Finally, one last tip for the hopeful resolver: Framing counts, especially when it comes to how you think about your New Year’s goals. A recent study by Vanessa M. Patrick of the University of Houston and BOston College’s Henrik Hagtvedt, published in the Journal of Consumer Research, suggest that using terms such as “I don’t” over “I can’t” when you talk (to yourself or to others) about a desired behavior will increase the likelihood that you’ll be able to stay the course. Why? Because saying or thinking “I don’t”  serves to empower you, to make the success of your resolution less a matter of willpower—which research suggests is limited for all of us—and more a function of choice, determination and practice, which can be turned into habit (the good kind).
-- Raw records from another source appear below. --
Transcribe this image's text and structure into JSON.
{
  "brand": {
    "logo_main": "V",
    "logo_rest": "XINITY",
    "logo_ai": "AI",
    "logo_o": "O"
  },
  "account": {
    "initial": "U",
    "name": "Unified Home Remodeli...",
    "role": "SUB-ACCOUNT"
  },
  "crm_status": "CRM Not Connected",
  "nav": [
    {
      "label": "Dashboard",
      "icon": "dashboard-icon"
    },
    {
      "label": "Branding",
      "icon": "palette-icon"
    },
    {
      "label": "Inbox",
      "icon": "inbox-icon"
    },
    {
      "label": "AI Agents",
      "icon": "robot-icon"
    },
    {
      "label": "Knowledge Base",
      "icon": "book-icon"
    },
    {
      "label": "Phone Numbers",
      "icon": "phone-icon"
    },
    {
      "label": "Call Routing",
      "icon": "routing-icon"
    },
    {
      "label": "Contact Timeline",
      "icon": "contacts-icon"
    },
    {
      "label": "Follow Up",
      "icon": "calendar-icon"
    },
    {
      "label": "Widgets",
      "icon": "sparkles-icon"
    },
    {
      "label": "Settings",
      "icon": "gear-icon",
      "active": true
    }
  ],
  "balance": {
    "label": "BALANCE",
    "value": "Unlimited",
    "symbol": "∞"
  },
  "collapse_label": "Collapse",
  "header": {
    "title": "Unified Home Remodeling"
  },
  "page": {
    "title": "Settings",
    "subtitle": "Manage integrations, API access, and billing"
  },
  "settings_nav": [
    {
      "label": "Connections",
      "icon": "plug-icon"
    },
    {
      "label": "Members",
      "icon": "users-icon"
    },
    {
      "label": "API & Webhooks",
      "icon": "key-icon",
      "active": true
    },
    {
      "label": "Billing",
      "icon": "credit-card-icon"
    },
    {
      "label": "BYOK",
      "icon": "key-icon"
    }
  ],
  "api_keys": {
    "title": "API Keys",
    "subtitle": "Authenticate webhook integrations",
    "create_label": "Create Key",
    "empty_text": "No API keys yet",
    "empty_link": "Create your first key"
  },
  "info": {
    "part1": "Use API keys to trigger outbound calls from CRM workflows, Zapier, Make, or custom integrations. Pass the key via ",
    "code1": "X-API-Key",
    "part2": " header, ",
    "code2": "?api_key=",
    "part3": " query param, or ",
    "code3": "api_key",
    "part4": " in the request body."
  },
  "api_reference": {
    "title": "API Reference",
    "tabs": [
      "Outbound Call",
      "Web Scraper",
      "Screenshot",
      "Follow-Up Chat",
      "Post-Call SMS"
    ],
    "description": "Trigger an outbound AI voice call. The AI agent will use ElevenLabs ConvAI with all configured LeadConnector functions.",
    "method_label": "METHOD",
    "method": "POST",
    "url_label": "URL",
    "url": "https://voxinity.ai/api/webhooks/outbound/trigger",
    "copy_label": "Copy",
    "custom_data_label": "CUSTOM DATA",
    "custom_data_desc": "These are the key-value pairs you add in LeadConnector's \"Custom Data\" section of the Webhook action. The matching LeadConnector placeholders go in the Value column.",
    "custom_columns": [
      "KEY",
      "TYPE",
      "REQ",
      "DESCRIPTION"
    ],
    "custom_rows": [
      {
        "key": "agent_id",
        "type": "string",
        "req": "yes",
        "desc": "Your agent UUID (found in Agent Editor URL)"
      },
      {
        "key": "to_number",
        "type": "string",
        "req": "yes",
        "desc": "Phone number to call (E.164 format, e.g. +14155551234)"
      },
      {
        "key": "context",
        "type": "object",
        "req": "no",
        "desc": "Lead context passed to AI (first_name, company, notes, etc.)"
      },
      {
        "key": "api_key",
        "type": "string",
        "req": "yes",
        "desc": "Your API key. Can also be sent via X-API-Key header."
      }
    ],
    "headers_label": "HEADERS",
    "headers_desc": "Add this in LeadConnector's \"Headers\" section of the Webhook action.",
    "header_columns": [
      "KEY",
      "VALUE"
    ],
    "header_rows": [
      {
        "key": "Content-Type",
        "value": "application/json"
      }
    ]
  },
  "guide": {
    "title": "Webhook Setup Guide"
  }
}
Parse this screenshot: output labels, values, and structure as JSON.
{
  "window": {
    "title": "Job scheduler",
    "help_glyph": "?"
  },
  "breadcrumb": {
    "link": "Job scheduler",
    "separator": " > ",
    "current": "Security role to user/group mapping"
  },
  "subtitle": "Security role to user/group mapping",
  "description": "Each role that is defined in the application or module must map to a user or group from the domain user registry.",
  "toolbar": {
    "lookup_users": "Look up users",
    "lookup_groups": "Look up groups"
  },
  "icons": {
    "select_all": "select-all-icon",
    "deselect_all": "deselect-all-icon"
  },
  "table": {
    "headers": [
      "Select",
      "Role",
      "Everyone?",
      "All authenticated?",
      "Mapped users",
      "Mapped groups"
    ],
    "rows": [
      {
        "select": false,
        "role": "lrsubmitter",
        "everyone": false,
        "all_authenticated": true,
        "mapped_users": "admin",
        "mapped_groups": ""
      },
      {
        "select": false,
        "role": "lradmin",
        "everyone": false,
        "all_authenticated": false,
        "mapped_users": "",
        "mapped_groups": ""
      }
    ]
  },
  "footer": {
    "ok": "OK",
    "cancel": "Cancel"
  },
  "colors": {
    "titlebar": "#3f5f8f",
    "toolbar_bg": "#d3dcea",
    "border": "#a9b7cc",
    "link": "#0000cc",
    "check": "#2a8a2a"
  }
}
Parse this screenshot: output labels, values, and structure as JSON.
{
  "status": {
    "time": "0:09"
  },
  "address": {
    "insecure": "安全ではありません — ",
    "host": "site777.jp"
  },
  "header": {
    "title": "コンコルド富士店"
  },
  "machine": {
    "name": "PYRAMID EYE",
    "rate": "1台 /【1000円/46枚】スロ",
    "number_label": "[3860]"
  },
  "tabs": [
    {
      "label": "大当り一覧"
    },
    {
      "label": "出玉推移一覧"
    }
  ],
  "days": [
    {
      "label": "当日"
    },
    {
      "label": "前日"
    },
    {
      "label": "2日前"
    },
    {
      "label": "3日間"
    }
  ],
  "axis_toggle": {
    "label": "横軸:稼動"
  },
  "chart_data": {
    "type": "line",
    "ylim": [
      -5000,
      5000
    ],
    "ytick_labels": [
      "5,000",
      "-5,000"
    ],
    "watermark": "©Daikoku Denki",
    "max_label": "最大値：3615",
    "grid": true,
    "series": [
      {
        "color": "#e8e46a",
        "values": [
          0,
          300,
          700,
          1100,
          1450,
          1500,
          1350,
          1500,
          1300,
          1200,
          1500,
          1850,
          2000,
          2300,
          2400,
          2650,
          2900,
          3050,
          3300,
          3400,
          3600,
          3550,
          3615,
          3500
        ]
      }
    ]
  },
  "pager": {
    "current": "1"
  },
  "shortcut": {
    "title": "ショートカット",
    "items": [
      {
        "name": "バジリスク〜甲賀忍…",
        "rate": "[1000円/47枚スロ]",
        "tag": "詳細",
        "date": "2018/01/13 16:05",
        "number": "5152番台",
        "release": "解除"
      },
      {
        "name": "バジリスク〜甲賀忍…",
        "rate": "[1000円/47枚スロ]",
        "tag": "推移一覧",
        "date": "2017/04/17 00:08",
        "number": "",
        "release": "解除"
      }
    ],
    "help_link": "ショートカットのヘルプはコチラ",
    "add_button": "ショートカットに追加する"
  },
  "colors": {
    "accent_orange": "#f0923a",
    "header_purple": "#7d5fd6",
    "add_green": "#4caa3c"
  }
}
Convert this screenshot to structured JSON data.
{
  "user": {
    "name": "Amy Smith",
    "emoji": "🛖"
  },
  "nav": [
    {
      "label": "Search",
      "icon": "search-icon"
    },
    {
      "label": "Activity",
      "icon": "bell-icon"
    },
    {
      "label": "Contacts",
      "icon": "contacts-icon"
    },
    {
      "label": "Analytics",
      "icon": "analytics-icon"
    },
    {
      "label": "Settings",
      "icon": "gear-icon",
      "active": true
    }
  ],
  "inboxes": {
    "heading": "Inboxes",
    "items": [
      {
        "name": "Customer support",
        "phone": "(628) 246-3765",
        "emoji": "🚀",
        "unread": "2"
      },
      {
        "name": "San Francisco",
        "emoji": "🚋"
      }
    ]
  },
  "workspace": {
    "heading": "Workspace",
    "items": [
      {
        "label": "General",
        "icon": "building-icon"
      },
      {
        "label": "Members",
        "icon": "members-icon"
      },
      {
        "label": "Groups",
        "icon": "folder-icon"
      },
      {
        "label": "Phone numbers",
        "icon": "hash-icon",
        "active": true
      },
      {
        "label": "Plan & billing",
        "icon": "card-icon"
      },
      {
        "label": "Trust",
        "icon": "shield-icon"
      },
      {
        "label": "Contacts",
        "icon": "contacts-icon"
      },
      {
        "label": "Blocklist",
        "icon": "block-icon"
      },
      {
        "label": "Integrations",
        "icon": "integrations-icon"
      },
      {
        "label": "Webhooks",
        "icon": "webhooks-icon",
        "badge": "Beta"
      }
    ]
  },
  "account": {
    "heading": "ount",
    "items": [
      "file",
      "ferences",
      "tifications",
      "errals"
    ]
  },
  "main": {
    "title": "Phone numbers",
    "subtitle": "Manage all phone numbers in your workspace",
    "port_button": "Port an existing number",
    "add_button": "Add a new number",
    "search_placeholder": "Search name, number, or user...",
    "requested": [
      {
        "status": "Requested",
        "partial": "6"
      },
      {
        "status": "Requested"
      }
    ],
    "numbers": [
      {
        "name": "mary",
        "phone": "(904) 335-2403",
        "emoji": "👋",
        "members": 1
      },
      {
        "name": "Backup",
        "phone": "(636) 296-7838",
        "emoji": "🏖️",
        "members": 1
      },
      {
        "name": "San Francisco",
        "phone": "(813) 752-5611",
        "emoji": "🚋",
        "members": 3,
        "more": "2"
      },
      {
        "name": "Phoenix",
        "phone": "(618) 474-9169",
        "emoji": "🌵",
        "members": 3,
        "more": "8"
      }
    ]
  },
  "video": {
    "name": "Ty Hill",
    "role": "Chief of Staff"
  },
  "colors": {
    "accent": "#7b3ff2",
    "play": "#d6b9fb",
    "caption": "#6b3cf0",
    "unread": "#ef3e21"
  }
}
This kind of linguistic nuance in what psychologists call “self-talk” might seem negligible, but  as Charles Duhigg explores in his excellent book, The Power of Habit, sometimes (if not often) the subtlest clues and signals can result in hugely consequential behaviors—trip wires, if you will, for the habits that affect our finances, careers, relationships and health. So as 2013 begins, there’s no reason not to set a few of those trip wires ourselves, with beneficial consequences rather than negative ones.